Material for the task
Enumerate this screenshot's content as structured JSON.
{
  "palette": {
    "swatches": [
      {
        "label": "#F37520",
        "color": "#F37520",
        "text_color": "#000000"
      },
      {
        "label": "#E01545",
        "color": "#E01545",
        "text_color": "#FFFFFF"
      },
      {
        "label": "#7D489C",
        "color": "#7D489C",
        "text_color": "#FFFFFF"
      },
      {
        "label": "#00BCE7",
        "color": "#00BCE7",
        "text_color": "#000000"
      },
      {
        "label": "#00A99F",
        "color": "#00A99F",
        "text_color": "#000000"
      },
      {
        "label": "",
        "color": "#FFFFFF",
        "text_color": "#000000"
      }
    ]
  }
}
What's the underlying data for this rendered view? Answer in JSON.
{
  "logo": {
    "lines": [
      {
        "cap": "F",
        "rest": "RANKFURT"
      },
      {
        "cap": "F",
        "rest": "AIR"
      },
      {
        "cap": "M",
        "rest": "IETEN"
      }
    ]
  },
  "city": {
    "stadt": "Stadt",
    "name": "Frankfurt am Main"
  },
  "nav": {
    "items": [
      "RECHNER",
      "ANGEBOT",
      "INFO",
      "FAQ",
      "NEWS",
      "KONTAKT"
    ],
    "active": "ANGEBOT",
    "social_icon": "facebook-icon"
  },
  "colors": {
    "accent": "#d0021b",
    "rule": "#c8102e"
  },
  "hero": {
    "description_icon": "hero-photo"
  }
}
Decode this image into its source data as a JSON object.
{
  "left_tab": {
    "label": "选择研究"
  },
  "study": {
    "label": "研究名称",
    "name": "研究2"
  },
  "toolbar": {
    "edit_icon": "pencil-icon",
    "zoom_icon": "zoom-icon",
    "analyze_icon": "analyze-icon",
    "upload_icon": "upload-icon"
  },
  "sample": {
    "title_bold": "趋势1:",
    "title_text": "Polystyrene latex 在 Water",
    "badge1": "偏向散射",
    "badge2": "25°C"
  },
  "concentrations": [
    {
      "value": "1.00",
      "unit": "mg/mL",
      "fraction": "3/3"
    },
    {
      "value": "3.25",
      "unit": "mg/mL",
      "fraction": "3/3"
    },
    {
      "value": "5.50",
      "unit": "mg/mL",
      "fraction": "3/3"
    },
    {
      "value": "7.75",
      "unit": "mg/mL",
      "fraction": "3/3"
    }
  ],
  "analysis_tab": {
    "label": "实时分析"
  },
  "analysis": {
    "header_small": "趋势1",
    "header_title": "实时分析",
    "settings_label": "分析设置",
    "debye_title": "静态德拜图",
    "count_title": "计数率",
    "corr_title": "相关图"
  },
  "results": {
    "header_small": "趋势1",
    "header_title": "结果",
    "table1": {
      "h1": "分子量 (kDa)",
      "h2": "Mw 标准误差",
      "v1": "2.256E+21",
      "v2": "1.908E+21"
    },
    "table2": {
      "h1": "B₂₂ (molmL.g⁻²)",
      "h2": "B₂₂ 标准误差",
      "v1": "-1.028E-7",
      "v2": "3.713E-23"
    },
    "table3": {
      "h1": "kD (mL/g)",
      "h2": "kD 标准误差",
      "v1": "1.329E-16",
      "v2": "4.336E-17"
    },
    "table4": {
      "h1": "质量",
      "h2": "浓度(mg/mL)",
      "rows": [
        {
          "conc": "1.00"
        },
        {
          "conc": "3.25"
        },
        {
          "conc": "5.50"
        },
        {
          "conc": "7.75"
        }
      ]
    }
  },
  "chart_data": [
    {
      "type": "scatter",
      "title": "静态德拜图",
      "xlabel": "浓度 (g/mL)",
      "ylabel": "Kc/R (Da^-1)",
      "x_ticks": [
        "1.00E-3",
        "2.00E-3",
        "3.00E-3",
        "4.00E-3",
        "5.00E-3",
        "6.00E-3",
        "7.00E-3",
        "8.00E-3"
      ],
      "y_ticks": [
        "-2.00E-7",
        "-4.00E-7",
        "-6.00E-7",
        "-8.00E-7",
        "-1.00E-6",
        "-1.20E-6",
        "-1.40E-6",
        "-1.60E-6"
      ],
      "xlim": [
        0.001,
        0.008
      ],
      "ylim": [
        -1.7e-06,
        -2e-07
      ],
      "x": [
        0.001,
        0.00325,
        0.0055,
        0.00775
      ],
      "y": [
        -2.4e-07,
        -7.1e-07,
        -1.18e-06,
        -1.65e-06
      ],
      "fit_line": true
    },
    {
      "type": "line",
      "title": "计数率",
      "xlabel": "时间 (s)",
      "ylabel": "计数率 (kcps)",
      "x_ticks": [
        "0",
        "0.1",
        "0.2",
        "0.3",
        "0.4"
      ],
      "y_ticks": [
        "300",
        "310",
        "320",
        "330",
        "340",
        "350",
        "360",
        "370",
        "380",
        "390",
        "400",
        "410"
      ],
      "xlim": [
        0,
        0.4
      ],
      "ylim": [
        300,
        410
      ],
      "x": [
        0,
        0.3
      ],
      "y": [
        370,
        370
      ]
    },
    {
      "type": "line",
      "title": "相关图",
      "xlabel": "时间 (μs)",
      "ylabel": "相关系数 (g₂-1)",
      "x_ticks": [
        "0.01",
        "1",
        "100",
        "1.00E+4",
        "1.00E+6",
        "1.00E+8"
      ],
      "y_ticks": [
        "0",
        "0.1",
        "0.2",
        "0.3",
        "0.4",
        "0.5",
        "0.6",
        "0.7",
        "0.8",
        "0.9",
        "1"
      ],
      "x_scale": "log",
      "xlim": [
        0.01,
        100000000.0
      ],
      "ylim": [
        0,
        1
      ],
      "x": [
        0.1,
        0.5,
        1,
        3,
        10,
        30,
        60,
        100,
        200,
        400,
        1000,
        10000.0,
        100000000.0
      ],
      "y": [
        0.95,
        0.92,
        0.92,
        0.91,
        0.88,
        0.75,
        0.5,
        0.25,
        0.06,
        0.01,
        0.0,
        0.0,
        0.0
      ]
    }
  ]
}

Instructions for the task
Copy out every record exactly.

Solution
Enumerate this screenshot's content as structured JSON.
{
  "palette": {
    "swatches": [
      {
        "label": "#F37520",
        "color": "#F37520",
        "text_color": "#000000"
      },
      {
        "label": "#E01545",
        "color": "#E01545",
        "text_color": "#FFFFFF"
      },
      {
        "label": "#7D489C",
        "color": "#7D489C",
        "text_color": "#FFFFFF"
      },
      {
        "label": "#00BCE7",
        "color": "#00BCE7",
        "text_color": "#000000"
      },
      {
        "label": "#00A99F",
        "color": "#00A99F",
        "text_color": "#000000"
      },
      {
        "label": "",
        "color": "#FFFFFF",
        "text_color": "#000000"
      }
    ]
  }
}
What's the underlying data for this rendered view? Answer in JSON.
{
  "logo": {
    "lines": [
      {
        "cap": "F",
        "rest": "RANKFURT"
      },
      {
        "cap": "F",
        "rest": "AIR"
      },
      {
        "cap": "M",
        "rest": "IETEN"
      }
    ]
  },
  "city": {
    "stadt": "Stadt",
    "name": "Frankfurt am Main"
  },
  "nav": {
    "items": [
      "RECHNER",
      "ANGEBOT",
      "INFO",
      "FAQ",
      "NEWS",
      "KONTAKT"
    ],
    "active": "ANGEBOT",
    "social_icon": "facebook-icon"
  },
  "colors": {
    "accent": "#d0021b",
    "rule": "#c8102e"
  },
  "hero": {
    "description_icon": "hero-photo"
  }
}
Decode this image into its source data as a JSON object.
{
  "left_tab": {
    "label": "选择研究"
  },
  "study": {
    "label": "研究名称",
    "name": "研究2"
  },
  "toolbar": {
    "edit_icon": "pencil-icon",
    "zoom_icon": "zoom-icon",
    "analyze_icon": "analyze-icon",
    "upload_icon": "upload-icon"
  },
  "sample": {
    "title_bold": "趋势1:",
    "title_text": "Polystyrene latex 在 Water",
    "badge1": "偏向散射",
    "badge2": "25°C"
  },
  "concentrations": [
    {
      "value": "1.00",
      "unit": "mg/mL",
      "fraction": "3/3"
    },
    {
      "value": "3.25",
      "unit": "mg/mL",
      "fraction": "3/3"
    },
    {
      "value": "5.50",
      "unit": "mg/mL",
      "fraction": "3/3"
    },
    {
      "value": "7.75",
      "unit": "mg/mL",
      "fraction": "3/3"
    }
  ],
  "analysis_tab": {
    "label": "实时分析"
  },
  "analysis": {
    "header_small": "趋势1",
    "header_title": "实时分析",
    "settings_label": "分析设置",
    "debye_title": "静态德拜图",
    "count_title": "计数率",
    "corr_title": "相关图"
  },
  "results": {
    "header_small": "趋势1",
    "header_title": "结果",
    "table1": {
      "h1": "分子量 (kDa)",
      "h2": "Mw 标准误差",
      "v1": "2.256E+21",
      "v2": "1.908E+21"
    },
    "table2": {
      "h1": "B₂₂ (molmL.g⁻²)",
      "h2": "B₂₂ 标准误差",
      "v1": "-1.028E-7",
      "v2": "3.713E-23"
    },
    "table3": {
      "h1": "kD (mL/g)",
      "h2": "kD 标准误差",
      "v1": "1.329E-16",
      "v2": "4.336E-17"
    },
    "table4": {
      "h1": "质量",
      "h2": "浓度(mg/mL)",
      "rows": [
        {
          "conc": "1.00"
        },
        {
          "conc": "3.25"
        },
        {
          "conc": "5.50"
        },
        {
          "conc": "7.75"
        }
      ]
    }
  },
  "chart_data": [
    {
      "type": "scatter",
      "title": "静态德拜图",
      "xlabel": "浓度 (g/mL)",
      "ylabel": "Kc/R (Da^-1)",
      "x_ticks": [
        "1.00E-3",
        "2.00E-3",
        "3.00E-3",
        "4.00E-3",
        "5.00E-3",
        "6.00E-3",
        "7.00E-3",
        "8.00E-3"
      ],
      "y_ticks": [
        "-2.00E-7",
        "-4.00E-7",
        "-6.00E-7",
        "-8.00E-7",
        "-1.00E-6",
        "-1.20E-6",
        "-1.40E-6",
        "-1.60E-6"
      ],
      "xlim": [
        0.001,
        0.008
      ],
      "ylim": [
        -1.7e-06,
        -2e-07
      ],
      "x": [
        0.001,
        0.00325,
        0.0055,
        0.00775
      ],
      "y": [
        -2.4e-07,
        -7.1e-07,
        -1.18e-06,
        -1.65e-06
      ],
      "fit_line": true
    },
    {
      "type": "line",
      "title": "计数率",
      "xlabel": "时间 (s)",
      "ylabel": "计数率 (kcps)",
      "x_ticks": [
        "0",
        "0.1",
        "0.2",
        "0.3",
        "0.4"
      ],
      "y_ticks": [
        "300",
        "310",
        "320",
        "330",
        "340",
        "350",
        "360",
        "370",
        "380",
        "390",
        "400",
        "410"
      ],
      "xlim": [
        0,
        0.4
      ],
      "ylim": [
        300,
        410
      ],
      "x": [
        0,
        0.3
      ],
      "y": [
        370,
        370
      ]
    },
    {
      "type": "line",
      "title": "相关图",
      "xlabel": "时间 (μs)",
      "ylabel": "相关系数 (g₂-1)",
      "x_ticks": [
        "0.01",
        "1",
        "100",
        "1.00E+4",
        "1.00E+6",
        "1.00E+8"
      ],
      "y_ticks": [
        "0",
        "0.1",
        "0.2",
        "0.3",
        "0.4",
        "0.5",
        "0.6",
        "0.7",
        "0.8",
        "0.9",
        "1"
      ],
      "x_scale": "log",
      "xlim": [
        0.01,
        100000000.0
      ],
      "ylim": [
        0,
        1
      ],
      "x": [
        0.1,
        0.5,
        1,
        3,
        10,
        30,
        60,
        100,
        200,
        400,
        1000,
        10000.0,
        100000000.0
      ],
      "y": [
        0.95,
        0.92,
        0.92,
        0.91,
        0.88,
        0.75,
        0.5,
        0.25,
        0.06,
        0.01,
        0.0,
        0.0,
        0.0
      ]
    }
  ]
}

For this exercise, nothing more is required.